Dataset items:
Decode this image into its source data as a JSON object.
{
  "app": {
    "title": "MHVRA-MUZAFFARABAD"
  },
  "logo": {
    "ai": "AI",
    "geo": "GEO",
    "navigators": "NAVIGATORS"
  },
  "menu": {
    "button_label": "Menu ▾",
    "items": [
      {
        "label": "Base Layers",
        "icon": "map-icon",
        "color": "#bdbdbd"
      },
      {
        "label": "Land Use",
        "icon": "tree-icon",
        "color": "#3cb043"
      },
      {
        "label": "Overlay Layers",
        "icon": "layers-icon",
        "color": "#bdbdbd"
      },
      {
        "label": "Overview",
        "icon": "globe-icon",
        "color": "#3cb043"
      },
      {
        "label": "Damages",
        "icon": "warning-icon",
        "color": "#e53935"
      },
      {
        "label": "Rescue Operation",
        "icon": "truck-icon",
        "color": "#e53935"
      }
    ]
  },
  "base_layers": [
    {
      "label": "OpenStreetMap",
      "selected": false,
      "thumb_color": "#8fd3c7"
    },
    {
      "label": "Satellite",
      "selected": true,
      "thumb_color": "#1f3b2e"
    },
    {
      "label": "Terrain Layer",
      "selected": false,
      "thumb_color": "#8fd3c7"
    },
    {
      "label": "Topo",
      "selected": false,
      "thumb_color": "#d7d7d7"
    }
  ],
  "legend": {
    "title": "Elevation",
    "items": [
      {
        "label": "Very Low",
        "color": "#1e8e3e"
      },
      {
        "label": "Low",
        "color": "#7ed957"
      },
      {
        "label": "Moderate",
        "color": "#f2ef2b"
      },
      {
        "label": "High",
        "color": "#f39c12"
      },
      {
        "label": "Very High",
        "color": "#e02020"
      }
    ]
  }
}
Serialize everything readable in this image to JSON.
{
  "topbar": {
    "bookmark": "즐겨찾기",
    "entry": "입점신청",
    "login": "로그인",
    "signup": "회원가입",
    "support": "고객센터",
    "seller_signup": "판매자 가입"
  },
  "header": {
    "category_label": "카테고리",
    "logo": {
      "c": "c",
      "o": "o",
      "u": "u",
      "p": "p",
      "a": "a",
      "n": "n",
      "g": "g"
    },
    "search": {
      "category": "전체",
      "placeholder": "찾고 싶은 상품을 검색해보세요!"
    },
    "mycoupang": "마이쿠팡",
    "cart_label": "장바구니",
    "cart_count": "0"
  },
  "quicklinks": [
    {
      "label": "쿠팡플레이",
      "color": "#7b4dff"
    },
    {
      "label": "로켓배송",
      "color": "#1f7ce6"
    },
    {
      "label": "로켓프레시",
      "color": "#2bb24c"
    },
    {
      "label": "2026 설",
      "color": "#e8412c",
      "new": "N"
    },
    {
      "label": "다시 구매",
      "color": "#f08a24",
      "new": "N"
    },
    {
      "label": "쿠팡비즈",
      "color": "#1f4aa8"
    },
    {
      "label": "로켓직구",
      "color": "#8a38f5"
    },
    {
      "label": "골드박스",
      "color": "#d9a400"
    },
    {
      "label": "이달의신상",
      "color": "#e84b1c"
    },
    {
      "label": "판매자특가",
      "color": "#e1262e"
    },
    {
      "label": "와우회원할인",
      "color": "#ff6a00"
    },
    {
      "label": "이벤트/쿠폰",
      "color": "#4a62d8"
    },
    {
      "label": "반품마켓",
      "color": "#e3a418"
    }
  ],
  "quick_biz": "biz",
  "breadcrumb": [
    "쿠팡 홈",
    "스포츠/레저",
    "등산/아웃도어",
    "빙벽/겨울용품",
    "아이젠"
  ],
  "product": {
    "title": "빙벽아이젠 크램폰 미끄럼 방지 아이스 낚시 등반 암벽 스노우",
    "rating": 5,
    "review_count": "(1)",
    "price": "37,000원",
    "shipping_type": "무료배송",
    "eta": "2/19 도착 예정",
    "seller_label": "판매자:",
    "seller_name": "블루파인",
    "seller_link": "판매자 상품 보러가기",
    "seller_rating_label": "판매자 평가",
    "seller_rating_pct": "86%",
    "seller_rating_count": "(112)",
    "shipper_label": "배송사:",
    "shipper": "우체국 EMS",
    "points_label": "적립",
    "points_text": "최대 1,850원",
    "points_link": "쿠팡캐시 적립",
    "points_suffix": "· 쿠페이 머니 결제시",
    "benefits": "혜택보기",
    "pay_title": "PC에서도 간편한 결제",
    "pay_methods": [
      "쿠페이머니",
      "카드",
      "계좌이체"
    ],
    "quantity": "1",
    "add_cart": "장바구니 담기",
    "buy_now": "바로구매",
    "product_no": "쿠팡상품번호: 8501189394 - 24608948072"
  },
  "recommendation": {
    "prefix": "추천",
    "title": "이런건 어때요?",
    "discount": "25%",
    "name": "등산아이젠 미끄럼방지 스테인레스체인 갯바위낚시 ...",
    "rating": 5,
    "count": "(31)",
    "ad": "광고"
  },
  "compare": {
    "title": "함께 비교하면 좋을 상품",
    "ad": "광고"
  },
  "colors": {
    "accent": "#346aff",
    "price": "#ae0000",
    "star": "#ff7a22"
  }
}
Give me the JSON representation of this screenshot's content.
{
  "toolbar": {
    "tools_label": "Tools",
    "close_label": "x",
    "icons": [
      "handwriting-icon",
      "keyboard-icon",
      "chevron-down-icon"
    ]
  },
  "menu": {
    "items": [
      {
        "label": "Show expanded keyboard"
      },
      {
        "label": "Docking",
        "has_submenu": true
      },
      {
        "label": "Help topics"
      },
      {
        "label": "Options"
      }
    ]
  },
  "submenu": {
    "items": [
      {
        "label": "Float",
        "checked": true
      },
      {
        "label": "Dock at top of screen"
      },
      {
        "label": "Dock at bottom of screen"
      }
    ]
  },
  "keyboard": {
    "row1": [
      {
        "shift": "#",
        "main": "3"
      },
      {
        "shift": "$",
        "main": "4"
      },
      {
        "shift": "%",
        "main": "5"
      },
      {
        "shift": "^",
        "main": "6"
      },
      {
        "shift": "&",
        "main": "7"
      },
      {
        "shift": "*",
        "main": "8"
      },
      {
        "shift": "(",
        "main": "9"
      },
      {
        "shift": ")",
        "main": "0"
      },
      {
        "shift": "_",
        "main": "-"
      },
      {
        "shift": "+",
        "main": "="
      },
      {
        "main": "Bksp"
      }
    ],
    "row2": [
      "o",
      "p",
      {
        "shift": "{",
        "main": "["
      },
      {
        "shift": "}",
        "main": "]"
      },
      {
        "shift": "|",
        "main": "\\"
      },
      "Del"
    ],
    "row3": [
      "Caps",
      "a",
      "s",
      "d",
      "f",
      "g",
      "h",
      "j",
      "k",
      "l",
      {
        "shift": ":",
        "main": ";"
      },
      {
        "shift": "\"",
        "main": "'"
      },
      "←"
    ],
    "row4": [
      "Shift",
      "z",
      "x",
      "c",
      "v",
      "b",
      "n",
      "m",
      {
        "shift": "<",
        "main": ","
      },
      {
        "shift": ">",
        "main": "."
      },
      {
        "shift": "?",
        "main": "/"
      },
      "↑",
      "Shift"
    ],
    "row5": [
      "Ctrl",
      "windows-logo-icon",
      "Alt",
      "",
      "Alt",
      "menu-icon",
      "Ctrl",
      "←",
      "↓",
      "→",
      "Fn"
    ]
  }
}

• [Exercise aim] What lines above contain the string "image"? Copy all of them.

• [Answer section]
Decode this image into its source data as a JSON object.
Serialize everything readable in this image to JSON.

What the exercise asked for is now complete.